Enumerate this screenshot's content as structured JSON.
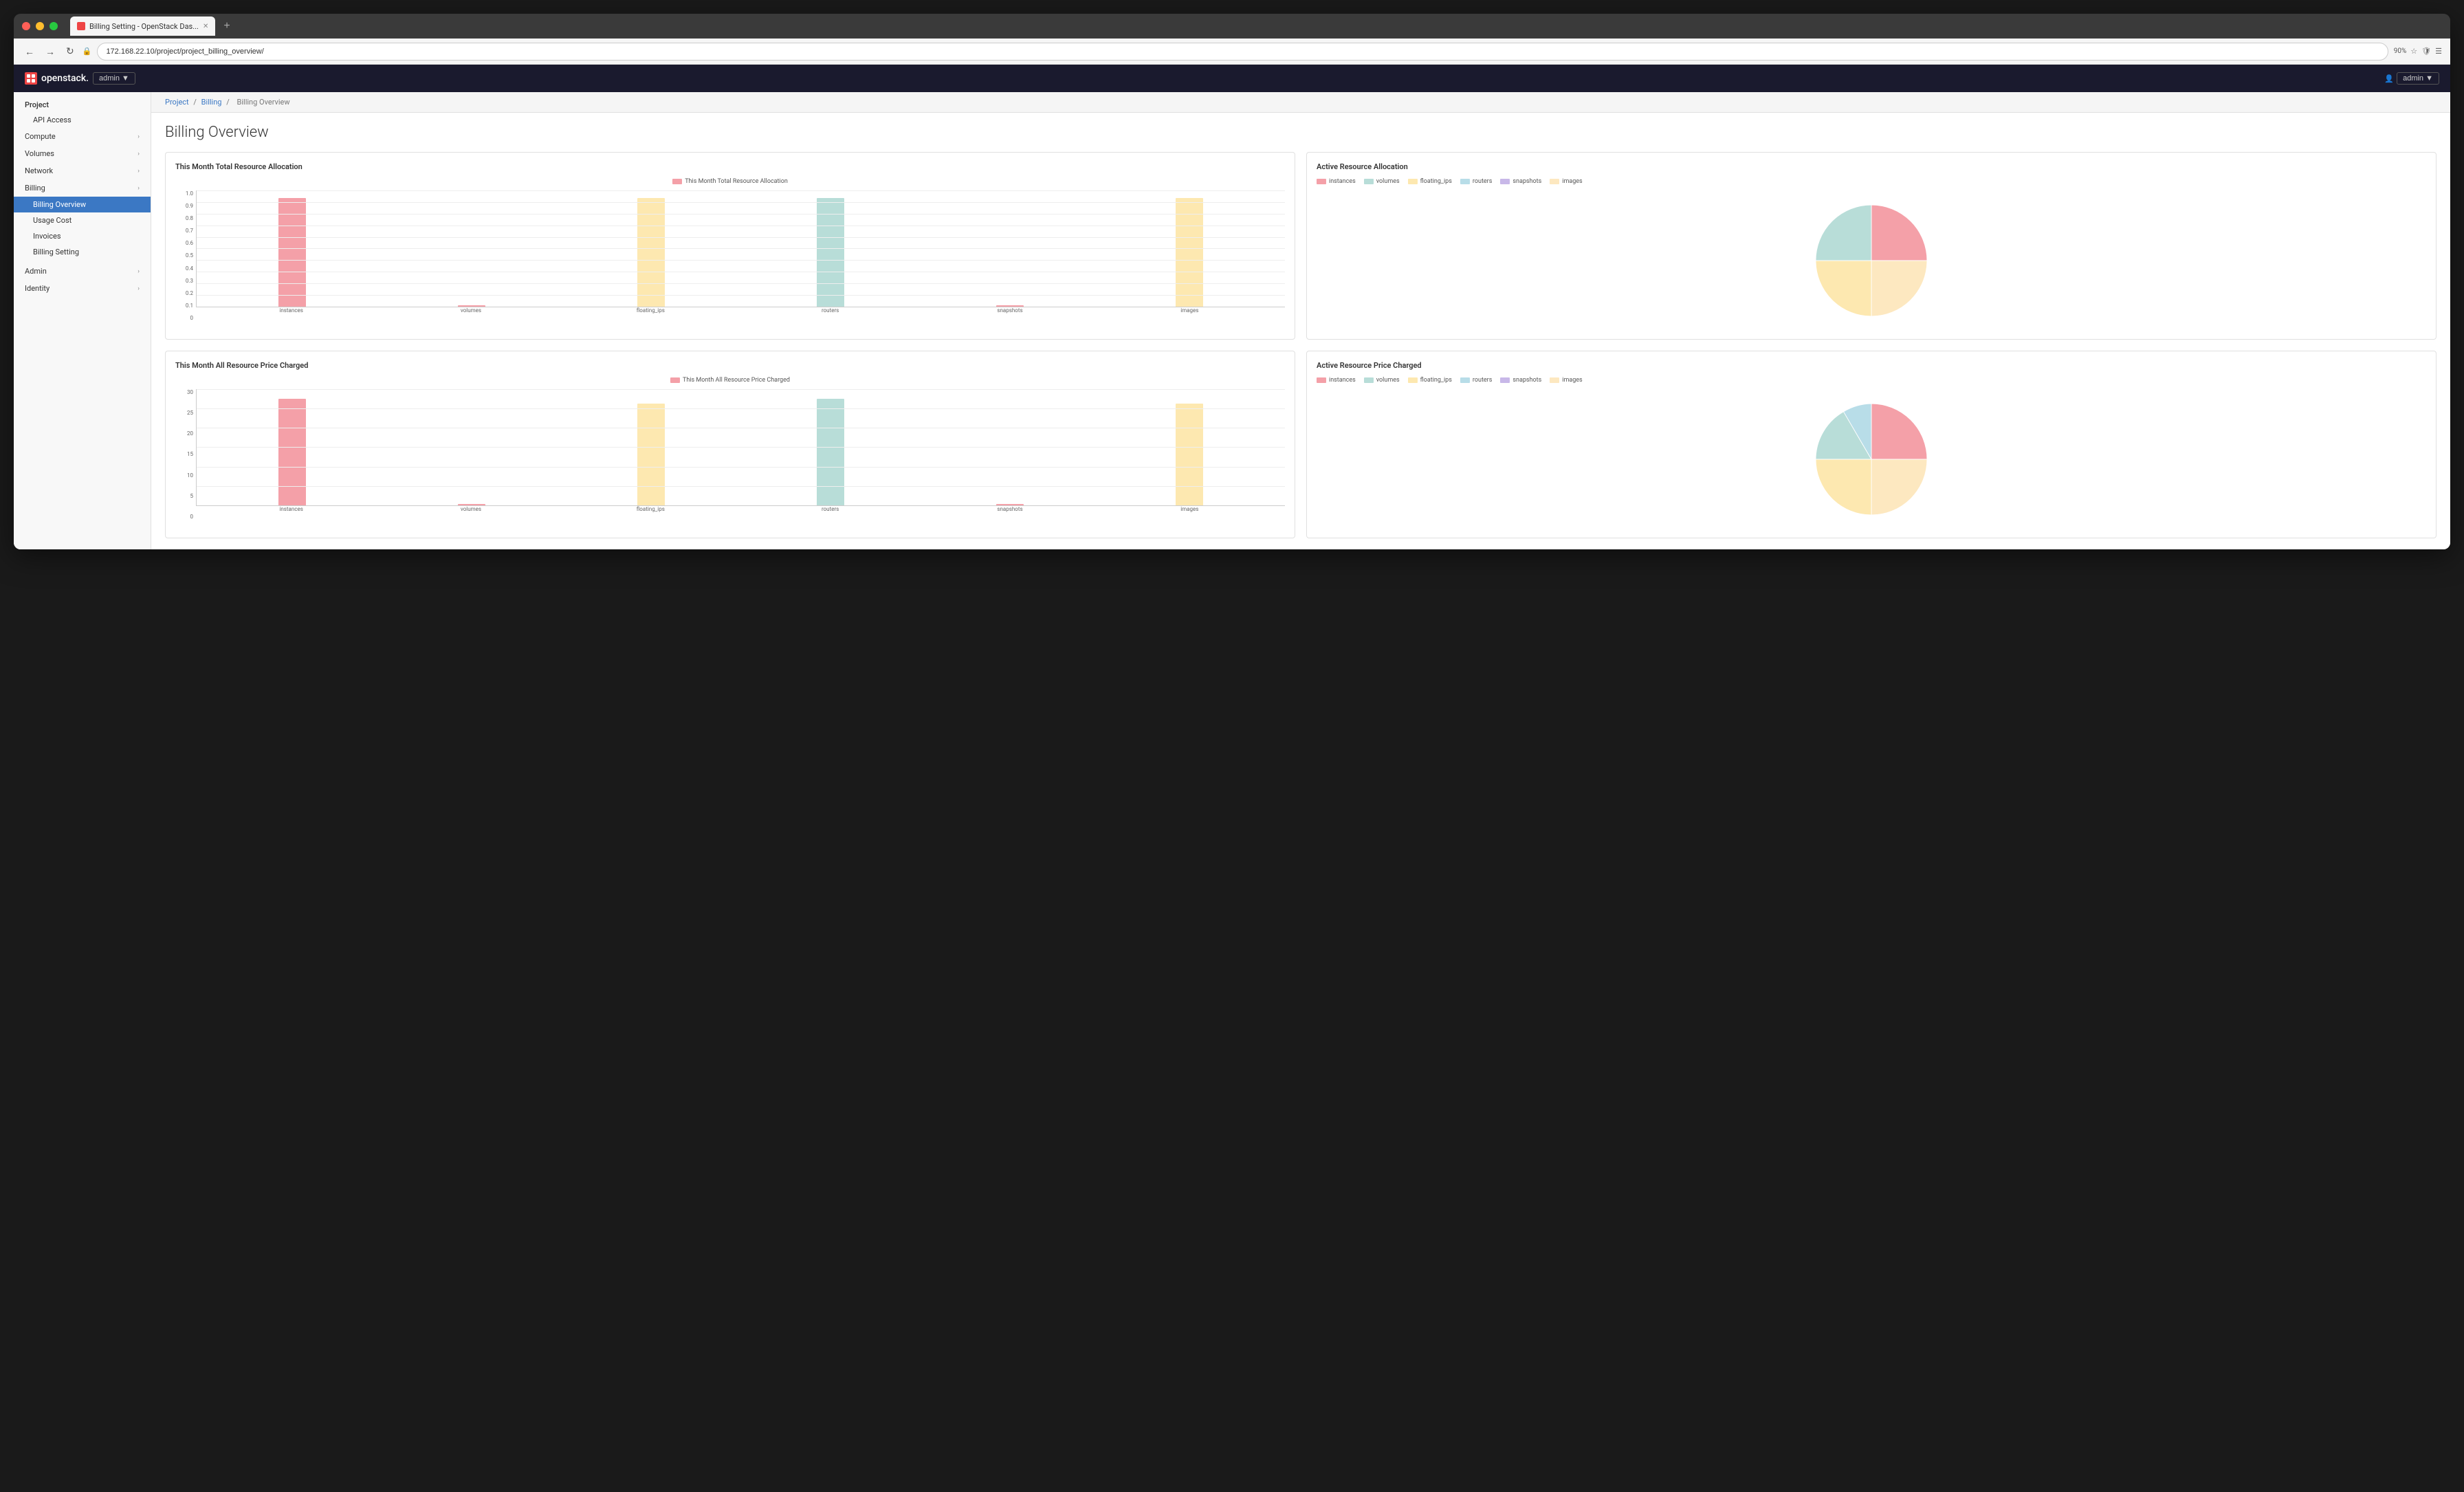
{
  "browser": {
    "tab_title": "Billing Setting - OpenStack Das...",
    "url": "172.168.22.10/project/project_billing_overview/",
    "zoom": "90%",
    "new_tab_label": "+"
  },
  "header": {
    "logo_text": "openstack.",
    "project_btn": "admin ▼",
    "user_btn": "admin ▼"
  },
  "breadcrumb": {
    "parts": [
      "Project",
      "Billing",
      "Billing Overview"
    ]
  },
  "page_title": "Billing Overview",
  "sidebar": {
    "project_label": "Project",
    "items": [
      {
        "label": "API Access",
        "type": "link",
        "indent": 1
      },
      {
        "label": "Compute",
        "type": "group",
        "chevron": "›"
      },
      {
        "label": "Volumes",
        "type": "group",
        "chevron": "›"
      },
      {
        "label": "Network",
        "type": "group",
        "chevron": "›"
      },
      {
        "label": "Billing",
        "type": "group",
        "chevron": "›",
        "expanded": true
      }
    ],
    "billing_sub": [
      {
        "label": "Billing Overview",
        "active": true
      },
      {
        "label": "Usage Cost"
      },
      {
        "label": "Invoices"
      },
      {
        "label": "Billing Setting"
      }
    ],
    "bottom_items": [
      {
        "label": "Admin",
        "chevron": "›"
      },
      {
        "label": "Identity",
        "chevron": "›"
      }
    ]
  },
  "chart1": {
    "title": "This Month Total Resource Allocation",
    "legend_label": "This Month Total Resource Allocation",
    "y_labels": [
      "1.0",
      "0.9",
      "0.8",
      "0.7",
      "0.6",
      "0.5",
      "0.4",
      "0.3",
      "0.2",
      "0.1",
      "0"
    ],
    "bars": [
      {
        "label": "instances",
        "height_pct": 97,
        "color": "#f4a0a8"
      },
      {
        "label": "volumes",
        "height_pct": 0,
        "color": "#f4a0a8"
      },
      {
        "label": "floating_ips",
        "height_pct": 97,
        "color": "#fde8b0"
      },
      {
        "label": "routers",
        "height_pct": 97,
        "color": "#b8ddd8"
      },
      {
        "label": "snapshots",
        "height_pct": 0,
        "color": "#f4a0a8"
      },
      {
        "label": "images",
        "height_pct": 97,
        "color": "#fde8b0"
      }
    ]
  },
  "chart2": {
    "title": "Active Resource Allocation",
    "legend": [
      {
        "label": "instances",
        "color": "#f4a0a8"
      },
      {
        "label": "volumes",
        "color": "#b8ddd8"
      },
      {
        "label": "floating_ips",
        "color": "#fde8b0"
      },
      {
        "label": "routers",
        "color": "#b8dde8"
      },
      {
        "label": "snapshots",
        "color": "#c8b8e8"
      },
      {
        "label": "images",
        "color": "#fde8b0"
      }
    ],
    "segments": [
      {
        "label": "instances",
        "color": "#f4a0a8",
        "percent": 25
      },
      {
        "label": "volumes",
        "color": "#b8ddd8",
        "percent": 25
      },
      {
        "label": "floating_ips",
        "color": "#fde8b0",
        "percent": 25
      },
      {
        "label": "images",
        "color": "#fde8c0",
        "percent": 25
      }
    ]
  },
  "chart3": {
    "title": "This Month All Resource Price Charged",
    "legend_label": "This Month All Resource Price Charged",
    "y_labels": [
      "30",
      "25",
      "20",
      "15",
      "10",
      "5",
      "0"
    ],
    "bars": [
      {
        "label": "instances",
        "height_pct": 97,
        "color": "#f4a0a8"
      },
      {
        "label": "volumes",
        "height_pct": 0,
        "color": "#f4a0a8"
      },
      {
        "label": "floating_ips",
        "height_pct": 95,
        "color": "#fde8b0"
      },
      {
        "label": "routers",
        "height_pct": 97,
        "color": "#b8ddd8"
      },
      {
        "label": "snapshots",
        "height_pct": 0,
        "color": "#f4a0a8"
      },
      {
        "label": "images",
        "height_pct": 95,
        "color": "#fde8b0"
      }
    ]
  },
  "chart4": {
    "title": "Active Resource Price Charged",
    "legend": [
      {
        "label": "instances",
        "color": "#f4a0a8"
      },
      {
        "label": "volumes",
        "color": "#b8ddd8"
      },
      {
        "label": "floating_ips",
        "color": "#fde8b0"
      },
      {
        "label": "routers",
        "color": "#b8dde8"
      },
      {
        "label": "snapshots",
        "color": "#c8b8e8"
      },
      {
        "label": "images",
        "color": "#fde8b0"
      }
    ]
  },
  "colors": {
    "instances": "#f4a0a8",
    "volumes": "#b8ddd8",
    "floating_ips": "#fde8b0",
    "routers": "#b8dde8",
    "snapshots": "#c8b8e8",
    "images": "#fde8c0",
    "active": "#3b78c4"
  }
}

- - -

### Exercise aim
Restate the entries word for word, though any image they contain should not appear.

### Output below
Enumerate this screenshot's content as structured JSON.
{
  "browser": {
    "tab_title": "Billing Setting - OpenStack Das...",
    "url": "172.168.22.10/project/project_billing_overview/",
    "zoom": "90%",
    "new_tab_label": "+"
  },
  "header": {
    "logo_text": "openstack.",
    "project_btn": "admin ▼",
    "user_btn": "admin ▼"
  },
  "breadcrumb": {
    "parts": [
      "Project",
      "Billing",
      "Billing Overview"
    ]
  },
  "page_title": "Billing Overview",
  "sidebar": {
    "project_label": "Project",
    "items": [
      {
        "label": "API Access",
        "type": "link",
        "indent": 1
      },
      {
        "label": "Compute",
        "type": "group",
        "chevron": "›"
      },
      {
        "label": "Volumes",
        "type": "group",
        "chevron": "›"
      },
      {
        "label": "Network",
        "type": "group",
        "chevron": "›"
      },
      {
        "label": "Billing",
        "type": "group",
        "chevron": "›",
        "expanded": true
      }
    ],
    "billing_sub": [
      {
        "label": "Billing Overview",
        "active": true
      },
      {
        "label": "Usage Cost"
      },
      {
        "label": "Invoices"
      },
      {
        "label": "Billing Setting"
      }
    ],
    "bottom_items": [
      {
        "label": "Admin",
        "chevron": "›"
      },
      {
        "label": "Identity",
        "chevron": "›"
      }
    ]
  },
  "chart1": {
    "title": "This Month Total Resource Allocation",
    "legend_label": "This Month Total Resource Allocation",
    "y_labels": [
      "1.0",
      "0.9",
      "0.8",
      "0.7",
      "0.6",
      "0.5",
      "0.4",
      "0.3",
      "0.2",
      "0.1",
      "0"
    ],
    "bars": [
      {
        "label": "instances",
        "height_pct": 97,
        "color": "#f4a0a8"
      },
      {
        "label": "volumes",
        "height_pct": 0,
        "color": "#f4a0a8"
      },
      {
        "label": "floating_ips",
        "height_pct": 97,
        "color": "#fde8b0"
      },
      {
        "label": "routers",
        "height_pct": 97,
        "color": "#b8ddd8"
      },
      {
        "label": "snapshots",
        "height_pct": 0,
        "color": "#f4a0a8"
      },
      {
        "label": "images",
        "height_pct": 97,
        "color": "#fde8b0"
      }
    ]
  },
  "chart2": {
    "title": "Active Resource Allocation",
    "legend": [
      {
        "label": "instances",
        "color": "#f4a0a8"
      },
      {
        "label": "volumes",
        "color": "#b8ddd8"
      },
      {
        "label": "floating_ips",
        "color": "#fde8b0"
      },
      {
        "label": "routers",
        "color": "#b8dde8"
      },
      {
        "label": "snapshots",
        "color": "#c8b8e8"
      },
      {
        "label": "images",
        "color": "#fde8b0"
      }
    ],
    "segments": [
      {
        "label": "instances",
        "color": "#f4a0a8",
        "percent": 25
      },
      {
        "label": "volumes",
        "color": "#b8ddd8",
        "percent": 25
      },
      {
        "label": "floating_ips",
        "color": "#fde8b0",
        "percent": 25
      },
      {
        "label": "images",
        "color": "#fde8c0",
        "percent": 25
      }
    ]
  },
  "chart3": {
    "title": "This Month All Resource Price Charged",
    "legend_label": "This Month All Resource Price Charged",
    "y_labels": [
      "30",
      "25",
      "20",
      "15",
      "10",
      "5",
      "0"
    ],
    "bars": [
      {
        "label": "instances",
        "height_pct": 97,
        "color": "#f4a0a8"
      },
      {
        "label": "volumes",
        "height_pct": 0,
        "color": "#f4a0a8"
      },
      {
        "label": "floating_ips",
        "height_pct": 95,
        "color": "#fde8b0"
      },
      {
        "label": "routers",
        "height_pct": 97,
        "color": "#b8ddd8"
      },
      {
        "label": "snapshots",
        "height_pct": 0,
        "color": "#f4a0a8"
      },
      {
        "label": "images",
        "height_pct": 95,
        "color": "#fde8b0"
      }
    ]
  },
  "chart4": {
    "title": "Active Resource Price Charged",
    "legend": [
      {
        "label": "instances",
        "color": "#f4a0a8"
      },
      {
        "label": "volumes",
        "color": "#b8ddd8"
      },
      {
        "label": "floating_ips",
        "color": "#fde8b0"
      },
      {
        "label": "routers",
        "color": "#b8dde8"
      },
      {
        "label": "snapshots",
        "color": "#c8b8e8"
      },
      {
        "label": "images",
        "color": "#fde8b0"
      }
    ]
  },
  "colors": {
    "instances": "#f4a0a8",
    "volumes": "#b8ddd8",
    "floating_ips": "#fde8b0",
    "routers": "#b8dde8",
    "snapshots": "#c8b8e8",
    "images": "#fde8c0",
    "active": "#3b78c4"
  }
}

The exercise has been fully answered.